Link building isn’t just a “good” SEO tactic — it’s an essential one if you want your company to reliably increase its rankings in search results.
Unfortunately, it’s easier said than done. If you build links in a way that violates Google’s policies on linking, you could face a manual or algorithmic penalty, setting you back further than where you started.
So, what is a newbie link builder to do?
If you’ve never engaged in a link building campaign before, don’t worry. There’s a learning curve here, but with patience, practice, and commitment, anyone can become a suitable link builder.
Understand the Basics
First, you need to understand the basic ingredients of a good link building strategy. Without this knowledge, you’ll struggle to build links that will benefit your business.
· Domain authority and page authority. Links are important because they pass “authority” to your site; essentially, authority functions as a marker of trustworthiness to Google. The higher your site’s authority is, the higher your site’s going to rank for various relevant searches. Keep in mind that links pass authority to your domain, but also the individual page they point to — boosting both domain-level and page-level authority.
· Natural vs. Unnatural links. Google’s penalty system only exists to distinguish between “natural” links and “unnatural” ones. So what’s the difference? Unnatural links are ones that don’t add any value for users; they’re often irrelevant, or are stuffed into an article for the sole purpose of rank manipulation. Natural links are ones that are there for a specific purpose, to cite a fact or provide further information, while providing value to readers.
· Guest posting. One of the best ways to build links is by guest posting on external publishers’ sites. This gives you a line of control over the authority of the sources linking back to you, and also gives you a chance to boost your visibility and reputation by publishing excellent content that will be read by new audiences in your target market. It’s the best way to build links.
· An ideal link. Now, let’s try to define what an “ideal” link looks like. Your link should be one of many in the body of an article, with relevant, accurate anchor text (the text that contains the hyperlink). Your link should be to an article or page of your site that provides more information, supports or references a claim made, or otherwise enhances the value of the piece. It should appear naturally, without any indication that it was placed for the purpose of improving search rankings. The content surrounding your link should also be valuable, well-written, and targeted to a specific audience.
Don’t Overthink It
Now, a word of advice: don’t overthink it. The way most search optimizers describe it, you’d think link building was some incredibly technical, volatile practice, but the reality is just the opposite; you can usually rely on your intuition.
In fact, because “natural” links are the ones getting rewarded, the less you think about your placement, the better.
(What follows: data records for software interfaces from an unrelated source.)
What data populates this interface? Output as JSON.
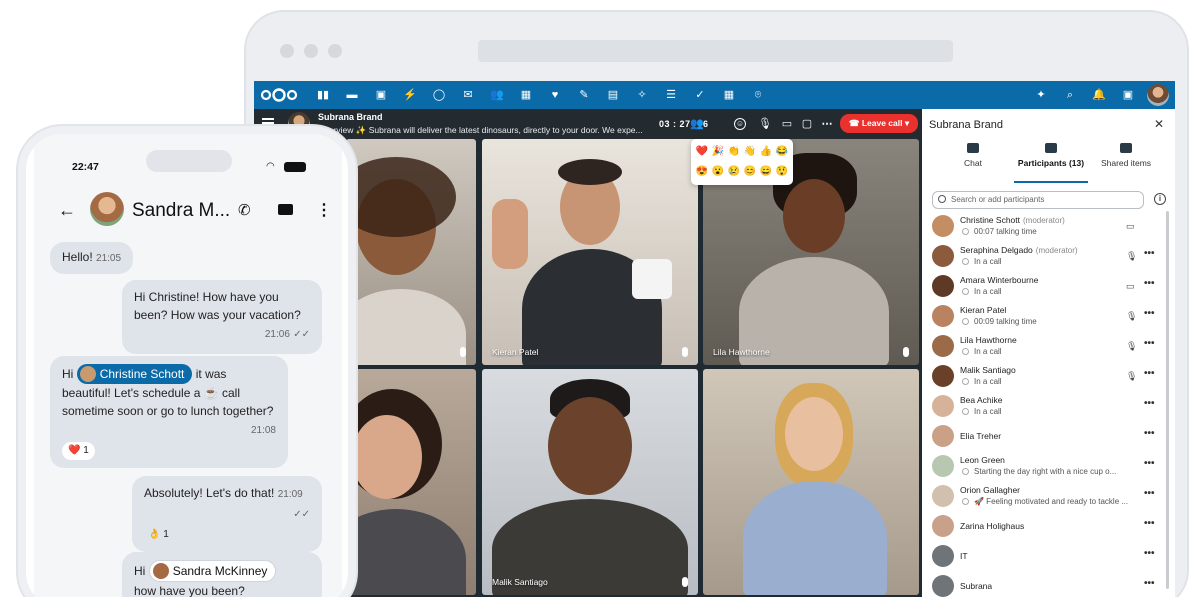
{
  "brand": {
    "accent": "#0a6ba8",
    "danger": "#e9322d"
  },
  "topbar": {
    "apps": [
      "dashboard-icon",
      "files-icon",
      "photos-icon",
      "activity-icon",
      "talk-icon",
      "mail-icon",
      "contacts-icon",
      "calendar-icon",
      "favorites-icon",
      "notes-icon",
      "deck-icon",
      "assistant-icon",
      "tasks-icon",
      "checklist-icon",
      "tables-icon",
      "maps-icon"
    ],
    "right": [
      "ai-icon",
      "search-icon",
      "notifications-icon",
      "contacts-menu-icon"
    ]
  },
  "call": {
    "title": "Subrana Brand",
    "subtitle": "Overview ✨ Subrana will deliver the latest dinosaurs, directly to your door. We expe...",
    "timer": "03 : 27",
    "participants_count": "6",
    "leave_label": "Leave call",
    "emojis": [
      "❤️",
      "🎉",
      "👏",
      "👋",
      "👍",
      "😂",
      "😍",
      "😮",
      "😢",
      "😊",
      "😄",
      "😲"
    ]
  },
  "tiles": [
    {
      "name": "e"
    },
    {
      "name": "Kieran Patel"
    },
    {
      "name": "Lila Hawthorne"
    },
    {
      "name": ""
    },
    {
      "name": "Malik Santiago"
    },
    {
      "name": ""
    }
  ],
  "panel": {
    "title": "Subrana Brand",
    "tabs": [
      {
        "label": "Chat"
      },
      {
        "label": "Participants (13)"
      },
      {
        "label": "Shared items"
      }
    ],
    "search_placeholder": "Search or add participants",
    "participants": [
      {
        "name": "Christine Schott",
        "role": "(moderator)",
        "status": "00:07 talking time",
        "media": "video",
        "more": ""
      },
      {
        "name": "Seraphina Delgado",
        "role": "(moderator)",
        "status": "In a call",
        "media": "mic",
        "more": "•••"
      },
      {
        "name": "Amara Winterbourne",
        "role": "",
        "status": "In a call",
        "media": "video",
        "more": "•••"
      },
      {
        "name": "Kieran Patel",
        "role": "",
        "status": "00:09 talking time",
        "media": "mic",
        "more": "•••"
      },
      {
        "name": "Lila Hawthorne",
        "role": "",
        "status": "In a call",
        "media": "mic",
        "more": "•••"
      },
      {
        "name": "Malik Santiago",
        "role": "",
        "status": "In a call",
        "media": "mic",
        "more": "•••"
      },
      {
        "name": "Bea Achike",
        "role": "",
        "status": "In a call",
        "media": "",
        "more": "•••"
      },
      {
        "name": "Elia Treher",
        "role": "",
        "status": "",
        "media": "",
        "more": "•••"
      },
      {
        "name": "Leon Green",
        "role": "",
        "status": "Starting the day right with a nice cup o...",
        "media": "",
        "more": "•••"
      },
      {
        "name": "Orion Gallagher",
        "role": "",
        "status": "🚀 Feeling motivated and ready to tackle ...",
        "media": "",
        "more": "•••"
      },
      {
        "name": "Zarina Holighaus",
        "role": "",
        "status": "",
        "media": "",
        "more": "•••"
      },
      {
        "name": "IT",
        "role": "",
        "status": "",
        "media": "",
        "more": "•••"
      },
      {
        "name": "Subrana",
        "role": "",
        "status": "",
        "media": "",
        "more": "•••"
      }
    ]
  },
  "phone": {
    "clock": "22:47",
    "contact": "Sandra M...",
    "messages": {
      "m1_text": "Hello!",
      "m1_time": "21:05",
      "m2_text": "Hi Christine! How have you been? How was your vacation?",
      "m2_time": "21:06",
      "m3_pre": "Hi",
      "m3_mention": "Christine Schott",
      "m3_post": "it was",
      "m3_text": "beautiful! Let's schedule a ☕ call sometime soon or go to lunch together?",
      "m3_time": "21:08",
      "m3_reaction": "❤️ 1",
      "m4_text": "Absolutely! Let's do that!",
      "m4_time": "21:09",
      "m4_reaction": "👌 1",
      "m5_pre": "Hi",
      "m5_mention": "Sandra McKinney",
      "m5_text": "how have you been?"
    }
  }
}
Read your articles before submitting them and pretend to be an outsider. Does your link stand out at all? Does it offer valuable information that supports the facts you listed in the article?
Establishing a Foundation
If you want to be selected as a potential guest blogger for external publications, you need something to prove you’re a high-quality writer. Plus, if you’re going to be building links, you need valuable material to link to in the first place.
To address both these needs simultaneously, you’ll need to establish a foundation of content on your blog or website. There are plenty of free ways to do this, even if you don’t have a website, but it will take you some time to develop. Make sure your posts are well-written and valuable to your key demographics or you won’t be as easily accepted as a contributor.
Pitching Your First Guest Post
To get started, you’ll want to identify an external publisher that accepts guest-submitted material. Because you won’t have much experience, you’ll probably need to check out some low-authority sources, or ones with highly specific niches, such as subsections of your industry or publishers exclusive to your region.
Figure out a topic that this audience would like to see, and send the editor a pitch on your idea. If it’s accepted, you can write your post, include a link pointing back to your domain, and submit for publication. If it’s not accepted, you’ll have to move onto the next opportunity until you find a publisher who bites.
Building Authority and Moving Forward
From here, it’s all about keeping your momentum moving forward. For a while, you’ll need to keep reaching out to low-authority sources, niche-specific sources, and other publishers where guest publication is a breeze. Then, once you’ve built up enough authority, you can start pitching to some bigger, more reputable names, using your publication history as a kind of resume. One high-authority link is worth multiple low-authority ones, so don’t procrastinate climbing this ladder if you’re trying to see results.
Link building isn’t a sexy strategy, but it’s a real workhorse in the realm of online marketing. If you follow best practices bit by bit, and continue escalating your efforts over time, your domain authority will start to climb and you’ll have an easier and easier time ranking for your target keywords and keyword phrases. Try not to be intimidated by the threat of penalty or the uncertainty of inexperience; learn what you can, then plunge in. The rest you can learn from trial and error.